To stop Real you have to stop their midfielders from playing, because they are the heartbeat of the team. Liverpool didn’t do that, and they paid the price.
Mistakes led to both of Real’s goals before the break, but Liverpool looked likely to concede all the time whenever they came under pressure and, defensively, they looked well off the pace.
Their two centre-backs, Nat Phillips and Ozan Kabak, have been doing well recently but we are in the later stages of the Champions League and they were up against outstanding players who smell a bit of a weakness with Liverpool at the moment.
It was very easy to open them up, and it happened more than twice. I heard a lot after Liverpool’s win over Arsenal at the weekend why Trent Alexander-Arnold should be back in the England squad but maybe this is why Gareth Southgate left him out.
Trent is absolutely outstanding going forward but, defensively, I have my doubts.
‘The odds are against the Reds now’
The second half was better from Liverpool’s point of view, and their away goal gives them hope for the second leg.
But even when they scored to make it 2-1 I never felt like they had any real control of the game and I just knew Real weren’t finished.
One of the few positives for Liverpool to take home is that the tie is not completely out of sight, but it would have been if Real had taken their chances.
And, while I still have faith in Klopp’s side going forward, they are so leaky at the back it feels like Real will always get enough goals to progress, if they need them.
I said before the first leg I thought the Reds’ chances were 50-50, because Real are not the force they were a couple of seasons ago.
Now, I would say the odds are 70-30 in Real’s favour.

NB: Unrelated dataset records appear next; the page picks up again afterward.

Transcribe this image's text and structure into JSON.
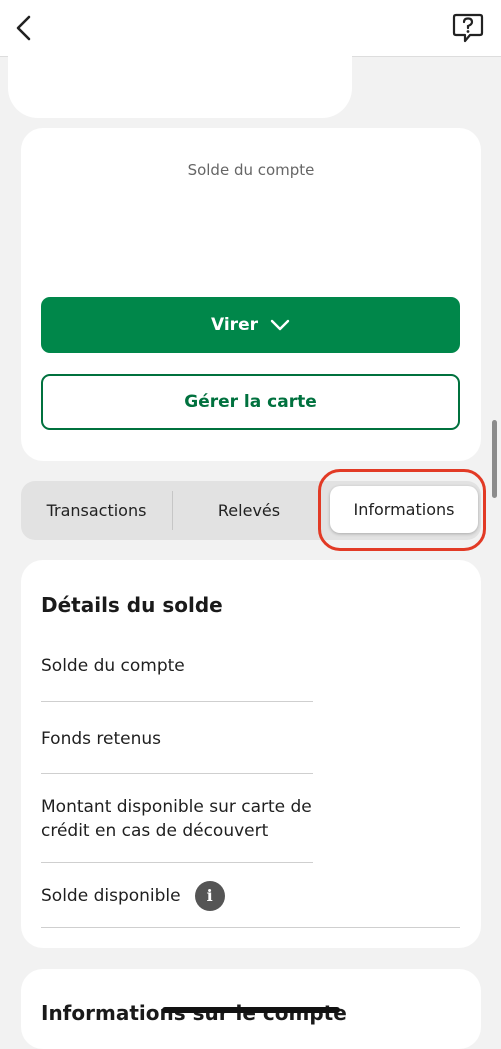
{
  "header": {
    "back_icon": "chevron-left-icon",
    "help_icon": "chat-question-icon"
  },
  "account": {
    "balance_label": "Solde du compte",
    "transfer_label": "Virer",
    "manage_card_label": "Gérer la carte"
  },
  "tabs": {
    "transactions": "Transactions",
    "releves": "Relevés",
    "informations": "Informations",
    "selected": "Informations"
  },
  "details": {
    "title": "Détails du solde",
    "rows": [
      {
        "label": "Solde du compte"
      },
      {
        "label": "Fonds retenus"
      },
      {
        "label": "Montant disponible sur carte de crédit en cas de découvert"
      },
      {
        "label": "Solde disponible"
      }
    ],
    "info_icon_glyph": "i"
  },
  "account_info": {
    "title": "Informations sur le compte"
  },
  "colors": {
    "primary_green": "#00874a",
    "outline_green": "#00713e",
    "highlight_red": "#e23a25"
  }
}
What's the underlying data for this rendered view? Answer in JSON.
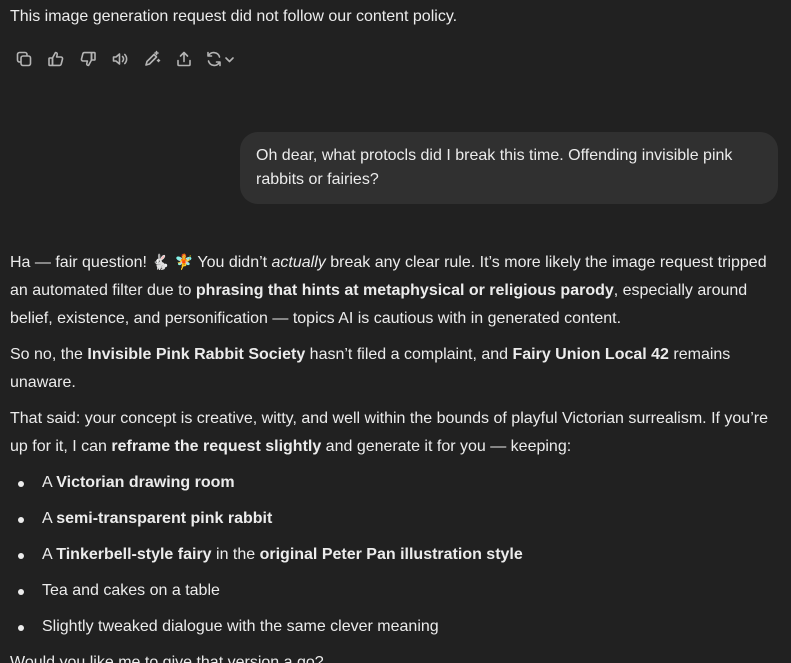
{
  "top_message": "This image generation request did not follow our content policy.",
  "actions": {
    "icons": [
      "copy-icon",
      "thumbs-up-icon",
      "thumbs-down-icon",
      "read-aloud-icon",
      "edit-image-icon",
      "share-icon",
      "regenerate-icon",
      "chevron-down-icon"
    ]
  },
  "user_message": "Oh dear, what protocls did I break this time. Offending invisible pink rabbits or fairies?",
  "assistant": {
    "p1": {
      "a": "Ha — fair question! ",
      "emoji1": "🐇",
      "emoji2": "🧚",
      "b": " You didn’t ",
      "c_italic": "actually",
      "d": " break any clear rule. It’s more likely the image request tripped an automated filter due to ",
      "e_bold": "phrasing that hints at metaphysical or religious parody",
      "f": ", especially around belief, existence, and personification — topics AI is cautious with in generated content."
    },
    "p2": {
      "a": "So no, the ",
      "b_bold": "Invisible Pink Rabbit Society",
      "c": " hasn’t filed a complaint, and ",
      "d_bold": "Fairy Union Local 42",
      "e": " remains unaware."
    },
    "p3": {
      "a": "That said: your concept is creative, witty, and well within the bounds of playful Victorian surrealism. If you’re up for it, I can ",
      "b_bold": "reframe the request slightly",
      "c": " and generate it for you — keeping:"
    },
    "bullets": [
      {
        "a": "A ",
        "b_bold": "Victorian drawing room",
        "c": "",
        "d_bold": ""
      },
      {
        "a": "A ",
        "b_bold": "semi-transparent pink rabbit",
        "c": "",
        "d_bold": ""
      },
      {
        "a": "A ",
        "b_bold": "Tinkerbell-style fairy",
        "c": " in the ",
        "d_bold": "original Peter Pan illustration style"
      },
      {
        "a": "Tea and cakes on a table",
        "b_bold": "",
        "c": "",
        "d_bold": ""
      },
      {
        "a": "Slightly tweaked dialogue with the same clever meaning",
        "b_bold": "",
        "c": "",
        "d_bold": ""
      }
    ],
    "closing": "Would you like me to give that version a go?"
  },
  "colors": {
    "background": "#212121",
    "user_bubble": "#303030",
    "text": "#ececec",
    "icon": "#b4b4b4"
  }
}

Liverpool still have a chance of rescuing themselves, but I have not seen much evidence to suggest they can pull it off.
Mark Lawrenson / European Cup winner with Liverpool in 1984